As the first in a fleet of satellite missions for Europe’s Copernicus environmental monitoring programme, Sentinel-1A was launched on 3 April. It carries an advanced radar instrument to image Earth’s surface through cloud and rain, regardless of whether it is day or night.
Among its many applications it will routinely monitor shipping zones, map sea ice and provide information on winds and waves for marine traffic, track changes in the way land is being used, provide imagery for rapid response to disasters such as floods, and monitor uplift and subsidence.
The satellite reached its operational orbit on 7 August and just 12 days later, its radar images were used to generate ‘interferograms’ that map the topography of parts of Italy and Norway.
Synthetic aperture radar interferometry – or InSAR – is a technique where two or more satellite radar images acquired over the same area are combined to produce an interferogram.
These are important products for mapping topography to produce ‘digital elevation models’ and to monitor surface deformation caused by, for example, mining, earthquakes, volcanic activity, melting permafrost and glacial flow.
The rainbow-coloured fringes in these new images demonstrate the excellent phase stability of Sentinel-1A’s radar instrument and image processor, as well as that the satellite is in its correct orbit and ready for delivering data for applications and science.

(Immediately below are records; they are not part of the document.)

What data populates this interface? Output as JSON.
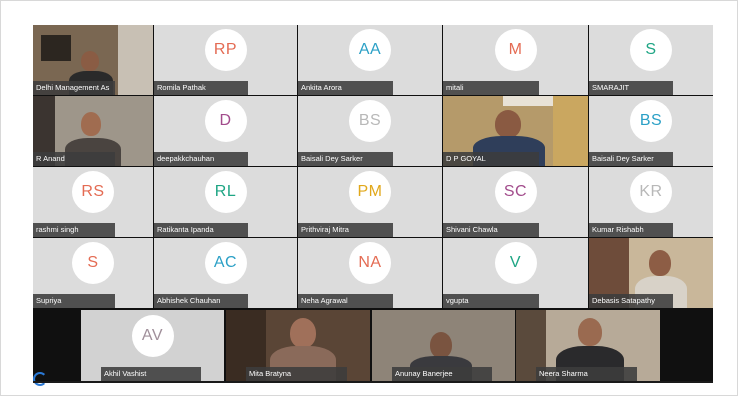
{
  "participants": [
    {
      "name": "Delhi Management As",
      "initials": "",
      "video": true
    },
    {
      "name": "Romila Pathak",
      "initials": "RP",
      "color": "#e46b53",
      "video": false
    },
    {
      "name": "Ankita Arora",
      "initials": "AA",
      "color": "#2ba0c6",
      "video": false
    },
    {
      "name": "mitali",
      "initials": "M",
      "color": "#e46b53",
      "video": false
    },
    {
      "name": "SMARAJIT",
      "initials": "S",
      "color": "#1ea584",
      "video": false
    },
    {
      "name": "R Anand",
      "initials": "",
      "video": true
    },
    {
      "name": "deepakkchauhan",
      "initials": "D",
      "color": "#a24c8c",
      "video": false
    },
    {
      "name": "Baisali Dey Sarker",
      "initials": "BS",
      "color": "#b8b8b8",
      "video": false
    },
    {
      "name": "D P GOYAL",
      "initials": "",
      "video": true
    },
    {
      "name": "Baisali Dey Sarker",
      "initials": "BS",
      "color": "#2ba0c6",
      "video": false
    },
    {
      "name": "rashmi singh",
      "initials": "RS",
      "color": "#e46b53",
      "video": false
    },
    {
      "name": "Ratikanta Ipanda",
      "initials": "RL",
      "color": "#1ea584",
      "video": false
    },
    {
      "name": "Prithviraj Mitra",
      "initials": "PM",
      "color": "#e1a81b",
      "video": false
    },
    {
      "name": "Shivani Chawla",
      "initials": "SC",
      "color": "#a24c8c",
      "video": false
    },
    {
      "name": "Kumar Rishabh",
      "initials": "KR",
      "color": "#b8b8b8",
      "video": false
    },
    {
      "name": "Supriya",
      "initials": "S",
      "color": "#e46b53",
      "video": false
    },
    {
      "name": "Abhishek Chauhan",
      "initials": "AC",
      "color": "#2ba0c6",
      "video": false
    },
    {
      "name": "Neha Agrawal",
      "initials": "NA",
      "color": "#e46b53",
      "video": false
    },
    {
      "name": "vgupta",
      "initials": "V",
      "color": "#1ea584",
      "video": false
    },
    {
      "name": "Debasis Satapathy",
      "initials": "",
      "video": true
    },
    {
      "name": "Akhil Vashist",
      "initials": "AV",
      "color": "#a08f9a",
      "video": false
    },
    {
      "name": "Mita Bratyna",
      "initials": "",
      "video": true
    },
    {
      "name": "Anunay Banerjee",
      "initials": "",
      "video": true
    },
    {
      "name": "Neera Sharma",
      "initials": "",
      "video": true
    }
  ]
}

ESA’s Sentinel-1 Project Manager, Ramón Torres, said, “I’m delighted to see these first interferograms, demonstrating the excellent capabilities of Sentinel-1A’s radar instrument. They certainly show the satellite’s outstanding performance in synthetic aperture radar interferometry with its large 250 km-swath.”
Radar images are the best way of tracking land subsidence and structural damage. Systematic observations mean that ground movement barely noticeable in everyday life can be detected and closely monitored.
For example, the animation shows an area of northern Norway that is particularly prone to landslides. Large landslides that suddenly shift rock into the sea could potentially create tsunami-like waves. In 1810, such a wave destroyed a village, and, history shows that this kind of natural disaster occurs a couple of times every 100 years in Norway.
InSAR is an important tool used by the Norwegian authorities to map rockslide hazards nationwide. The unprecedented coverage offered by the Sentinel-1 mission will significantly increase the value of InSAR data for this purpose.
The satellite passes over the same spot on the ground every 12 days. However, once its identical twin, Sentinel-1B, is launched in 2016, this will be cut to just six days, so that changes can be mapped even faster.
Pierre Potin, ESA’s Sentinel-1 Mission Manager, noted, “It is clear that Sentinel-1 will be a fantastic tool for interferometry-based applications.
“These first results are really promising, especially with the satellite’s mapping capability and the performance of the ground segment in mind. This will enable many operational services to be set up as well as advancing various scientific domains.”